Pharmacogenetics (PGx)— the study of how genetics affects a person’s response to drugs — is an exciting new field in healthcare. In the third article of this series on Personalized Medicine, we talked about the nuts and bolts of PGx and why it can improve the treatment of various health problems. To briefly recap, genetic differences can result in wide variations in the metabolism of medications, with the result that some individuals get little or no effect from a certain medication, while others are at higher risk of suffering severe side effects. PGX testing allows a person to learn exactly how their genetics may affect their response to drugs, and allows medication to be tailored to his or her individual needs more than ever before. In this article we’ll talk about practical issues of testing!
First, WHO should be tested and WHY?

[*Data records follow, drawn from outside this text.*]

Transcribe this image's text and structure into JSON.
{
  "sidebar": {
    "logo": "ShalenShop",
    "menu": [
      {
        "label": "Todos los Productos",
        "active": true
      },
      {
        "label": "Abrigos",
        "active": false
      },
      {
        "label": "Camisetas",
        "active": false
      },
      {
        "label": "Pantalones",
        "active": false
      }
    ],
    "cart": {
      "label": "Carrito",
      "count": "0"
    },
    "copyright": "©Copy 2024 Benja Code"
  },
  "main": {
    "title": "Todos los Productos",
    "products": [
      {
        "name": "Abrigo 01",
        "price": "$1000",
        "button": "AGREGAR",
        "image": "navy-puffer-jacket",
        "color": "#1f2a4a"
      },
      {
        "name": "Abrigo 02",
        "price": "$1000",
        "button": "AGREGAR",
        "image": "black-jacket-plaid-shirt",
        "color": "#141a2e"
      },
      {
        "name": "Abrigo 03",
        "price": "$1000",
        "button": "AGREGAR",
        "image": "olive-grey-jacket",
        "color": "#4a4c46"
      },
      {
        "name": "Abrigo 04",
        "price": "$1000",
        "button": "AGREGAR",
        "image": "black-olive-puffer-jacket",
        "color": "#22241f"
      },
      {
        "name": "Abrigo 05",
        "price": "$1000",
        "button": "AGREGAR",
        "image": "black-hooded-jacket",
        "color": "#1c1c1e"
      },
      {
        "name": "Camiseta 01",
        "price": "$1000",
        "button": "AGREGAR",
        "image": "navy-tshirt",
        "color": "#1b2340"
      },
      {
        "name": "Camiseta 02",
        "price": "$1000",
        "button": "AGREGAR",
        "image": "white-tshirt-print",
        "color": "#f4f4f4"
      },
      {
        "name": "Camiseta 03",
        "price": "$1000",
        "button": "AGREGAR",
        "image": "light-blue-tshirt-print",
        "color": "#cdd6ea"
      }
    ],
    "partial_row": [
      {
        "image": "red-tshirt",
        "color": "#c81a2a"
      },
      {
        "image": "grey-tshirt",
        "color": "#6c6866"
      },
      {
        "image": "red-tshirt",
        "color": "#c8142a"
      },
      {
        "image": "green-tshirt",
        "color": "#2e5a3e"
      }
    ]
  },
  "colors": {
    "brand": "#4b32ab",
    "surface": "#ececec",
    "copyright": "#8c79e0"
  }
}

The short answer is: Anyone who feels that personalized medicine is important to their health. A recent research study found that less than 10% of individuals tested had normal function of all five commonly-tested enzymes, and that nearly 25% of people were taking at least one medication that could be affected by these changes. And the more medications a person takes, the higher the likelihood that genetic variations in metabolism and transport of meds will come into play. The FDA has recommended genetic testing prior to starting treatment with several medications and has given about PGx considerations for nearly 150 others. Ongoing research will bring things into clearer perspective, but until then, the fact is that without genetic information, doctors have no choice but to use the old method of trial and error when prescribing medications, which subjects patients to the possibility of starting a medication that won’t work well or puts them at a higher risk of side effects. PGx information makes it possible for doctors to prescribe the right drug at the right dose, the first time.
Next, WHEN is the right time?

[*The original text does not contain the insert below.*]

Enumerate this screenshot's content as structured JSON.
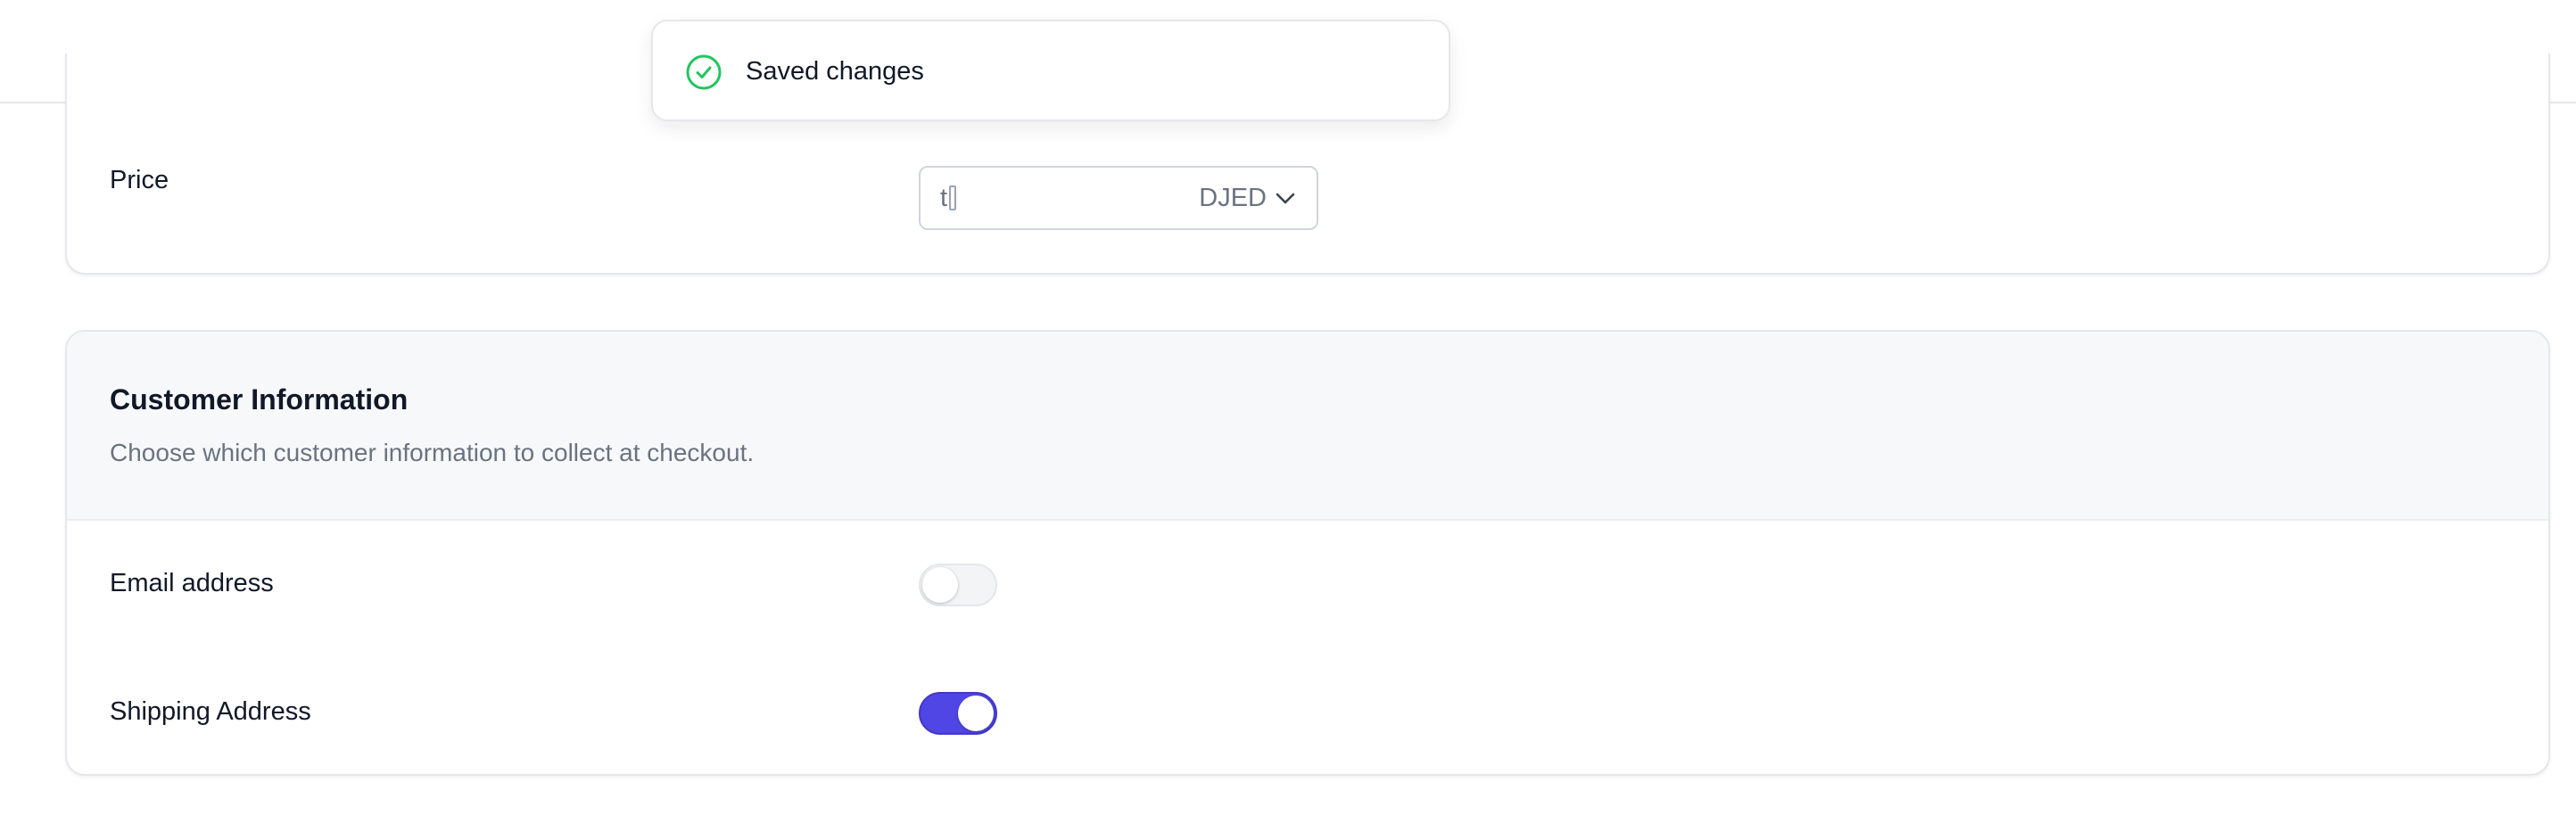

PGx testing can be done after a new diagnosis is made but before a medication is started. But is that the best timing? Waiting until treatment is needed may result in a delay in treatment. Some leaders in the field of PGx suggest that having test results already in hand on the day a person receives an unexpected diagnosis might be the best use of this new technology. It would allow the doctor to confidently prescribe the best medicine right away without having to wait for tests. And the great thing about PGx testing is that it provides lifelong usefulness. Because genetic information doesn’t change throughout a person’s lifetime, results will still be valid when a new diagnosis is made in the future OR when a new medication is marketed that shares the metabolic pathways of others. So on that day when a new diagnosis is made and treatment is required, wouldn’t it be great to already have the information that will allow your doctor to prescribe the right drug, at the right dose, the first time? Having test results prior to the need for drug treatment may be the most efficient way to put PGx into action, and make your healthcare more personal!
WHAT type of test?

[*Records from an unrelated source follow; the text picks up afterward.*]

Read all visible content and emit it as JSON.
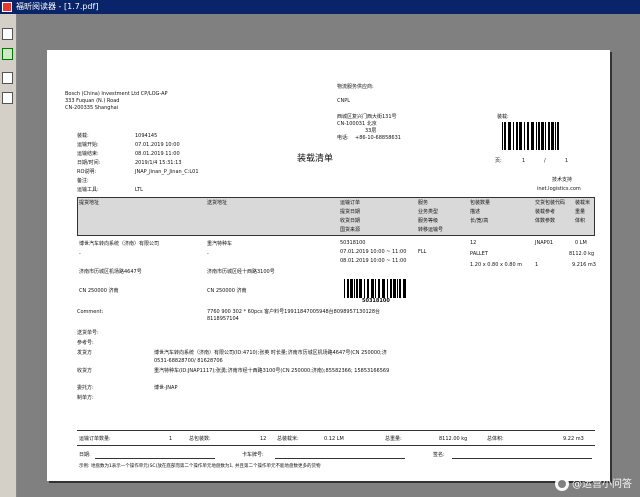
{
  "window": {
    "title": "福昕阅读器 - [1.7.pdf]"
  },
  "sidebar": {
    "icons": [
      "pages-icon",
      "bookmark-icon",
      "comments-icon",
      "attachment-icon"
    ]
  },
  "doc": {
    "company": {
      "line1": "Bosch (China) Investment Ltd CP/LOG-AP",
      "line2": "333 Fuquan (N.) Road",
      "line3": "CN-200335 Shanghai"
    },
    "provider": {
      "label": "物流服务供应商:",
      "name": "CNPL",
      "addr1": "西城区复兴门西大街131号",
      "addr2": "CN-100031 北京",
      "floor": "33层",
      "tel_label": "电话:",
      "tel": "+86-10-68858631"
    },
    "shipment_label": "装载:",
    "fields": [
      {
        "label": "装载:",
        "value": "1094145"
      },
      {
        "label": "运输开始:",
        "value": "07.01.2019 10:00"
      },
      {
        "label": "运输结束:",
        "value": "08.01.2019 11:00"
      },
      {
        "label": "日期/时间:",
        "value": "2019/1/4 15:31:13"
      },
      {
        "label": "RO说明:",
        "value": "JNAP_Jinan_P_Jinan_C:L01"
      },
      {
        "label": "备注:",
        "value": ""
      },
      {
        "label": "运输工具:",
        "value": "LTL"
      }
    ],
    "doc_title": "装载清单",
    "page_label": "页:",
    "page_current": "1",
    "page_sep": "/",
    "page_total": "1",
    "support_label": "技术支持",
    "support_site": "inet.logistics.com",
    "header": {
      "c1": "提货地址",
      "c2": "送货地址",
      "c3": [
        "运输订单",
        "提货日期",
        "收货日期",
        "国货来源"
      ],
      "c4": [
        "服务",
        "业务类型",
        "服务等级",
        "转移运输号"
      ],
      "c5": [
        "包装数量",
        "描述",
        "长/宽/高"
      ],
      "c6": [
        "交货包装代码",
        "装载参考",
        "体数参数"
      ],
      "c7": [
        "装载米",
        "重量",
        "体积"
      ]
    },
    "row": {
      "pickup_name": "博世汽车转向系统（济南）有限公司",
      "pickup_dash": "-",
      "pickup_addr": "济南市历城区机场路4647号",
      "pickup_city": "CN 250000 济南",
      "delivery_name": "重汽特种车",
      "delivery_dash": "-",
      "delivery_addr": "济南市历城区经十西路3100号",
      "delivery_city": "CN 250000 济南",
      "order": "50318100",
      "pickup_date": "07.01.2019 10:00 ~ 11:00",
      "delivery_date": "08.01.2019 10:00 ~ 11:00",
      "service": "FLL",
      "pkg_qty": "12",
      "pkg_type": "PALLET",
      "dims": "1.20 x 0.80 x 0.80 m",
      "pkg_code": "JNAP01",
      "ref_qty": "1",
      "ldm": "0 LM",
      "weight": "8112.0 kg",
      "volume": "9.216 m3"
    },
    "barcode_number": "50318100",
    "comment_label": "Comment:",
    "comment_line1": "7760 900 302 *  60pcs  客户料号19911847005948台8098957130128台",
    "comment_line2": "8118957104",
    "misc": [
      {
        "label": "送货单号:",
        "value": ""
      },
      {
        "label": "参考号:",
        "value": ""
      },
      {
        "label": "发货方",
        "value": "博世汽车转向系统（济南）有限公司(ID:4710);张英 时长量;济南市历城区机场路4647号(CN 250000;济"
      },
      {
        "label": "",
        "value": "0531-68828700/ 81628706"
      },
      {
        "label": "收货方",
        "value": "重汽特种车(ID:JNAP1117);张勇;济南市经十西路3100号(CN 250000;济南);85582366; 15853166569"
      },
      {
        "label": "委托方:",
        "value": "博世-JNAP"
      },
      {
        "label": "制单方:",
        "value": ""
      }
    ],
    "totals": {
      "orders_label": "运输订单数量:",
      "orders_value": "1",
      "pallets_label": "总包装数:",
      "pallets_value": "12",
      "ldm_label": "总装载米:",
      "ldm_value": "0.12 LM",
      "weight_label": "总重量:",
      "weight_value": "8112.00 kg",
      "volume_label": "总体积:",
      "volume_value": "9.22 m3"
    },
    "sign": {
      "date_label": "日期:",
      "truck_label": "卡车牌号:",
      "signature_label": "签名:"
    },
    "footnote": "示例: 地盘数为1表示一个操作单元(SC)放在底部而第二个操作单元地盘数为1, 并且第二个操作单元不能地盘数更多的货物"
  },
  "watermark": {
    "text": "@运营小问答"
  }
}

There are several types of PGx tests. Some test just a single gene to determine if a particular medication can be used. Then there are multi-gene tests, called “panels”, which test several genes. Some panels may test certain genes based on an individual’s current medication regimen or health problems; other panels might be broader, and test all genes that are commonly involved in the metabolism and transport of medications. For those who desire a test that will give the most useful information now and into the future, an extensive, broad-spectrum PGx panel that tests all of the common genetic variants involved in medication safety and efficacy, such as the Rxight test from MDLabs, will be the most useful. Learn more.
Finally, WHERE and HOW is the test done?
PGx testing is available at some clinics, hospitals, community pharmacies and Medication Management Services, though the type of test (single-gene, specific gene panel, or broad-spectrum panel) will vary from place to place. BetterMyMeds is ready to help with a broad-spectrum PGx test kit that will provide information to help you now and into the future. Learn more.
The testing process is simple. After doctor’s order must be obtained, testing is typically done using a buccal (cheek) swab that collects cells from the inside of the cheek. These cells contain all the genetic information necessary to determine enzyme function. The mouth is first rinsed with water to make sure there’s no contamination. One swab is rubbed along the inside of one cheek and a second swab is rubbed along the inside of the opposite cheek. The swabs are then sealed in a protective container and sent to a lab to be assayed. When results are available, use the expertise of a pharmacist certified in interpreting PGx test results to get a clear understanding of their meaning.
BetterMyMeds is ready to assist you with your PGx testing needs, from providing a preprinted doctor’s order form for your doctor to review and sign, performing the test, clearly explaining the results, and providing your doctor with a copy for your health record. For more information about how we can help, go to BetterMyMeds.com!.
It’s up to you!
The second article of this series focused on the importance of communication between patients and their healthcare providers, to ensure that both sides understand goals of treatment the same way. The same goes for PGx testing — if you feel that it’s right for you, or for someone in your family, it’s up to you to discuss it with your prescriber and request a written order to perform the test. It may not be a priority for your prescriber unless he or she knows it’s a priority for you!
Make your healthcare personal!
Betty Chaffee, PharmD, is owner and sole proprietor of BetterMyMeds, a Medication Management service devoted to helping people get the maximum benefit from their medications.